After a May 2023 election swept a new city commission into office, commissioners fired City Manager Manuel De La Rosa following about six years on the job before hiring Gavino Sotelo, a former Laguna Madre Water District general manager, to serve as interim city manager.

Three weeks later, Sotelo suddenly resigned before commissioners appointed City Secretary Ruth McGinnis to serve as interim city manager.

Then in late October, commissioners hired City Manager Fred Sandoval, a former longtime Pharr city manager, to take over at City Hall.

During a May 1 presentation, auditor Carlos Cascos gave officials a clean opinion on the audit covering the 2022-2023 fiscal year.

“The city earned an unmodified opinion,” he told commissioners. “An unmodified opinion is the most favorable opinion that any entity can receive from a CPA firm. Nothing came to our attention that needed to be reported to the administration or to the city commission.”

During the last fiscal year, officials amassed a cash reserve fund big enough to run the city’s operations for 270 days in case of emergency, Cascos said.

“That rainy day fund is not used, or should not be used, for the operation of the city,” he said. “Operations are perpetual — they go on forever.

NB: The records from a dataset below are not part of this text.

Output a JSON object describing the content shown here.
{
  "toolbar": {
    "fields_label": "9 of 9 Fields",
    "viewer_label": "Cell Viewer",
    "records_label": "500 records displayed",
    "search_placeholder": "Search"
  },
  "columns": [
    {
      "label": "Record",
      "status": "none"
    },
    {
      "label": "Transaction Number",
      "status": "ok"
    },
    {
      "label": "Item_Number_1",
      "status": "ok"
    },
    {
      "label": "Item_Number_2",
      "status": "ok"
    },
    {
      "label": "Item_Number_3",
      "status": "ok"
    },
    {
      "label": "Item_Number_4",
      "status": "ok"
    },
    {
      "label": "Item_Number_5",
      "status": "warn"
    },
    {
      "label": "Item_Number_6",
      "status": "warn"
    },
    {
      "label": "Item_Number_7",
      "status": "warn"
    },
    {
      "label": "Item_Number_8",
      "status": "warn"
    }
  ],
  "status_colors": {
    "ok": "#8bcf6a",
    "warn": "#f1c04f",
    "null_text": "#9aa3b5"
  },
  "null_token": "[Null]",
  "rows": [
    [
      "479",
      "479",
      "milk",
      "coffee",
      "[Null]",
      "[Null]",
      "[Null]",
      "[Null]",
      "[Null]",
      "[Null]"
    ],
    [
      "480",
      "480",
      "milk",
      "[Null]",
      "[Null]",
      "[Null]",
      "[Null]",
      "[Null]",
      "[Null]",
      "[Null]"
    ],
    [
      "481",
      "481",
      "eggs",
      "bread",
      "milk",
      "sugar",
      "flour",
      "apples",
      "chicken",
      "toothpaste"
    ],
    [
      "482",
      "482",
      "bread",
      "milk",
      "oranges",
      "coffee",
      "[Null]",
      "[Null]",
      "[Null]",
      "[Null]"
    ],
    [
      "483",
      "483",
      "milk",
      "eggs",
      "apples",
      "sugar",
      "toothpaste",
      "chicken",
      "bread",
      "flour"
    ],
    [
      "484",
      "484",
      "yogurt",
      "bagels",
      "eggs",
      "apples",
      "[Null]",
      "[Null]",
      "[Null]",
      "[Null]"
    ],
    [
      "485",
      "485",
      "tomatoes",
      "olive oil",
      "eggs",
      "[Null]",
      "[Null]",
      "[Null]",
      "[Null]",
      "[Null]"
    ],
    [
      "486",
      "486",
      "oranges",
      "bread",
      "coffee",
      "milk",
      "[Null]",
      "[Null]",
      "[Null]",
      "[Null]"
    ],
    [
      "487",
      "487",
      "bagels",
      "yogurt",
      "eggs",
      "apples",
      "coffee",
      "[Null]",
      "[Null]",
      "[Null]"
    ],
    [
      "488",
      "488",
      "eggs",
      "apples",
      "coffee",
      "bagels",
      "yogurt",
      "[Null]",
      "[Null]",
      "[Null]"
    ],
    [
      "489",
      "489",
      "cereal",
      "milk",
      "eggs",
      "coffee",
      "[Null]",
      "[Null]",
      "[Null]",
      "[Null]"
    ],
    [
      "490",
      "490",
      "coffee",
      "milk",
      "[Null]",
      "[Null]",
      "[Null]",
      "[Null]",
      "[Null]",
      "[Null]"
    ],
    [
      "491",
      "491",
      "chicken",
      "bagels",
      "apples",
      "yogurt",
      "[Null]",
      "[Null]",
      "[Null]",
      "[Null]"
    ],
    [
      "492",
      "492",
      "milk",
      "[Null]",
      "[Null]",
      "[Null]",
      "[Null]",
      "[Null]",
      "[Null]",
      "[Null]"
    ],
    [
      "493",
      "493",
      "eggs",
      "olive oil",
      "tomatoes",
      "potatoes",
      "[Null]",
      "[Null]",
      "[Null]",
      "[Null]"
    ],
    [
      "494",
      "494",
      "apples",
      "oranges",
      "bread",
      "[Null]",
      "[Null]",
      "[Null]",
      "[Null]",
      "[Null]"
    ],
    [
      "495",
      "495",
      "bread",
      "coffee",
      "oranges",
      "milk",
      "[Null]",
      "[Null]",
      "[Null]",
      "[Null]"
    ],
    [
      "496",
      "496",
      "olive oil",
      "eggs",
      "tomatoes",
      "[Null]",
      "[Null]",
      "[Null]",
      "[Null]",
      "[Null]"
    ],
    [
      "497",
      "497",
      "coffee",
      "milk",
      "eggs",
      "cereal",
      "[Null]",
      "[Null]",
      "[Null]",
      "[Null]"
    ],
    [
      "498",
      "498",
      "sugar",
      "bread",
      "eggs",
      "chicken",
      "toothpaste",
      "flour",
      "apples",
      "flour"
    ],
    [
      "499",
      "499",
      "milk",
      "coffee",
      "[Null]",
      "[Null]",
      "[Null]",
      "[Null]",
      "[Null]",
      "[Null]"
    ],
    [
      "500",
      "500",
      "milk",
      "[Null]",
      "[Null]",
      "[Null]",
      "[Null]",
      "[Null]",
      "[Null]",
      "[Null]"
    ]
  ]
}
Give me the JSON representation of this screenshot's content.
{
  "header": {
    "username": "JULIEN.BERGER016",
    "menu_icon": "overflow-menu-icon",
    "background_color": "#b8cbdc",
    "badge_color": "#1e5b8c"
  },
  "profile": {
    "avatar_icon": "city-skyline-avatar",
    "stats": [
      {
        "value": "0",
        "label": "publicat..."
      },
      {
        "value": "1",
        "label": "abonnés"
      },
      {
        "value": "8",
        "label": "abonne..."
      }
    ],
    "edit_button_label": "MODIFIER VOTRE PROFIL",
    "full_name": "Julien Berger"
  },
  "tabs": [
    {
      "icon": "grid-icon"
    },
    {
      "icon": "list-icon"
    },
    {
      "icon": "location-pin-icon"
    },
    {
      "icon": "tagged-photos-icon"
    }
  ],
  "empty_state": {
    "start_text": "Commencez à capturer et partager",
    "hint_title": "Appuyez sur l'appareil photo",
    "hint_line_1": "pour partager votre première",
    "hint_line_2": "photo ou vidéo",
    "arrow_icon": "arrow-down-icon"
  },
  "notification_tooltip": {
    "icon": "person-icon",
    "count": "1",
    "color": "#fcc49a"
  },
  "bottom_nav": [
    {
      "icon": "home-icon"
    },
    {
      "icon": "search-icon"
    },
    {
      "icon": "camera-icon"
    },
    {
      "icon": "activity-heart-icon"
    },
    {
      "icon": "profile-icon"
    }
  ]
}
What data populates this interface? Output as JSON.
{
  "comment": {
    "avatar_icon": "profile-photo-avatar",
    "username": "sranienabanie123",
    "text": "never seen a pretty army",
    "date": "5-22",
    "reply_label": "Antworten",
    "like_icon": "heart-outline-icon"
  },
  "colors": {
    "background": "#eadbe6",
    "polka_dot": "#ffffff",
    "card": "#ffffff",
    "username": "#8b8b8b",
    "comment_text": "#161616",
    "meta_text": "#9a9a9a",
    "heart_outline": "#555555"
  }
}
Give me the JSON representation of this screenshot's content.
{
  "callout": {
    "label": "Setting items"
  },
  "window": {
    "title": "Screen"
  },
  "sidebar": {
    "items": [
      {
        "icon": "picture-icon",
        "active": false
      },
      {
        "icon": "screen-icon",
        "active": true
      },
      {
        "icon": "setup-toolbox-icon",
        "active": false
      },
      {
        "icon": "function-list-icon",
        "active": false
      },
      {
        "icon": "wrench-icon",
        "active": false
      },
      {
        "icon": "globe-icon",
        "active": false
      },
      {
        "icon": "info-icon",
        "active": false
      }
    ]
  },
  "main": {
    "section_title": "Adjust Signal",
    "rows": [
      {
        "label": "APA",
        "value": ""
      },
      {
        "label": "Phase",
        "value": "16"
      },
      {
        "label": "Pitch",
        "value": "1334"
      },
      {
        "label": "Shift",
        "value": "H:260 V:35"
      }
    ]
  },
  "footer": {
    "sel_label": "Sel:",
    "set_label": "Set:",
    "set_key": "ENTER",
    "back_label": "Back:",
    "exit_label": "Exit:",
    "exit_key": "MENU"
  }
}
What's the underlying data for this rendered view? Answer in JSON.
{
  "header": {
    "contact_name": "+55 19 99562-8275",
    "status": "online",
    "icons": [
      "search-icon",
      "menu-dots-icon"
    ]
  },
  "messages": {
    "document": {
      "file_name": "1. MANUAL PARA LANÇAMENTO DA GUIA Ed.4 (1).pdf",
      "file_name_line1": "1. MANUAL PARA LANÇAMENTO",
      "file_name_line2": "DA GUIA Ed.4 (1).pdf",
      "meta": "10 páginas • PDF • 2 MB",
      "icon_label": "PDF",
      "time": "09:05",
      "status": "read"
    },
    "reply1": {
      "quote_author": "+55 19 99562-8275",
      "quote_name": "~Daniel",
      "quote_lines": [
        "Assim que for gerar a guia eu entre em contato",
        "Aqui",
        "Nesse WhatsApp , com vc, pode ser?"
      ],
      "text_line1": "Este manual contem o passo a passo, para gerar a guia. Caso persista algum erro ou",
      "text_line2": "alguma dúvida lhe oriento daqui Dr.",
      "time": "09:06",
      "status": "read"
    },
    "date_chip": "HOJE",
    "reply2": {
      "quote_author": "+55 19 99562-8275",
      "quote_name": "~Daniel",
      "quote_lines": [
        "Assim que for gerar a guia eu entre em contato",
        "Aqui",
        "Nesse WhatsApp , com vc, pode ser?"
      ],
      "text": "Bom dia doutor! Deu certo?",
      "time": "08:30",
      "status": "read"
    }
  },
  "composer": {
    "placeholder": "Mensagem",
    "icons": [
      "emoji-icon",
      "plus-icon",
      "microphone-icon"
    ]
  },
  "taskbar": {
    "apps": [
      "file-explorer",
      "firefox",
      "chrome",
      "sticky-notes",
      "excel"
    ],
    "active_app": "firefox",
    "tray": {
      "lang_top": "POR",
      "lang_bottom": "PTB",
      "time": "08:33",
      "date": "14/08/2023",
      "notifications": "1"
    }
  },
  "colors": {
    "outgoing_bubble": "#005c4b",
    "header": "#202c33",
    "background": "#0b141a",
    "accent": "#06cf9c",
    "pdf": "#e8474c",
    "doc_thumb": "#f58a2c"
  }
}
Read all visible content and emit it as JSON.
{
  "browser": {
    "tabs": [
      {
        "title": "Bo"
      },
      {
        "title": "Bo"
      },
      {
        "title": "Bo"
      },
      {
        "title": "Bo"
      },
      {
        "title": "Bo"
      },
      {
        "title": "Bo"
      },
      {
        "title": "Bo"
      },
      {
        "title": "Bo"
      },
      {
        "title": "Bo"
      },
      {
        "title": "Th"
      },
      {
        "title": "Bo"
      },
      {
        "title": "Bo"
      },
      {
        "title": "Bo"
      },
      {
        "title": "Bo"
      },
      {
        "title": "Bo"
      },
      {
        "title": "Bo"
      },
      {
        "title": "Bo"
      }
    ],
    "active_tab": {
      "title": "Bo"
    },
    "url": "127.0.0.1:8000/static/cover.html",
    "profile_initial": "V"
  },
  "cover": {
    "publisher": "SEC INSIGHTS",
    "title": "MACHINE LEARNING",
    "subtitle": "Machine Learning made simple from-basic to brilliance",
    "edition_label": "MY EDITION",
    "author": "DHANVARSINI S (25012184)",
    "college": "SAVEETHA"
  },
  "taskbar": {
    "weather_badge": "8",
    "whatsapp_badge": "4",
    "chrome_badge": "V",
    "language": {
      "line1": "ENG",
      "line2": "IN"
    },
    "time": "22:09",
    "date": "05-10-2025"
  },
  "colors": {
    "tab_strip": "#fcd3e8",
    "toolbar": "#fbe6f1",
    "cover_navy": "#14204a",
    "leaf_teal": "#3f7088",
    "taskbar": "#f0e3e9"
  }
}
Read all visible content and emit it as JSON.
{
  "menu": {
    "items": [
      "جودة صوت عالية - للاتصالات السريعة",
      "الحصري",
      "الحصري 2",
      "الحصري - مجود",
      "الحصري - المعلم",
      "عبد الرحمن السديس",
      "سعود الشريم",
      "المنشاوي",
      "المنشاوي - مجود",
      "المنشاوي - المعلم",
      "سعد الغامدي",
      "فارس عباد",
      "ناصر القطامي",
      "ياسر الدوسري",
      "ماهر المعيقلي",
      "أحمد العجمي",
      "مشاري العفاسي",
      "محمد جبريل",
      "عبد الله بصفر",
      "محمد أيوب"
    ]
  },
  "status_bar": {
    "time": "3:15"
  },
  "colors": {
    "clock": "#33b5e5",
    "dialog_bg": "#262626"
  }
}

So the amount is used for one-time projects, whether it’s street improvements or acquisition of fixed assets, but not for operations.”

The audit showed Fitch Ratings upgraded the city’s credit rating from A+ to AA in 2020, while Standard & Poor’s rate jumped to AA from A during the same time period, with Moody’s rating the city at A1.

In the last 10 years, the city’s net position has soared, climbing to $40 million from $37.9 million the previous year, up from $12.2 million in 2014, the audit showed.

During the last fiscal year, the city’s total assets climbed to $60.2 million, with $21.8 million in liabilities.

Meanwhile, the city’s total debt on its outstanding certificates of obligation and general bonds stood at $19.1 million.

During the 2022-2023 fiscal year, officials set the city’s general fund budget at $16.8 million, covering $16.7 million in expenditures.

While the city collected $6.2 million in property tax revenue, sales tax revenue climbed to $6.8 million from $6.7 million the previous year.

Within the city’s general fund budget, the police department took the biggest chunk of revenue, operating at $4.4 million, with the fire department’s budget at $2.5 million.

While the public works department’s budget stood at $4.1 million, officials earmarked $2.7 million for street maintenance.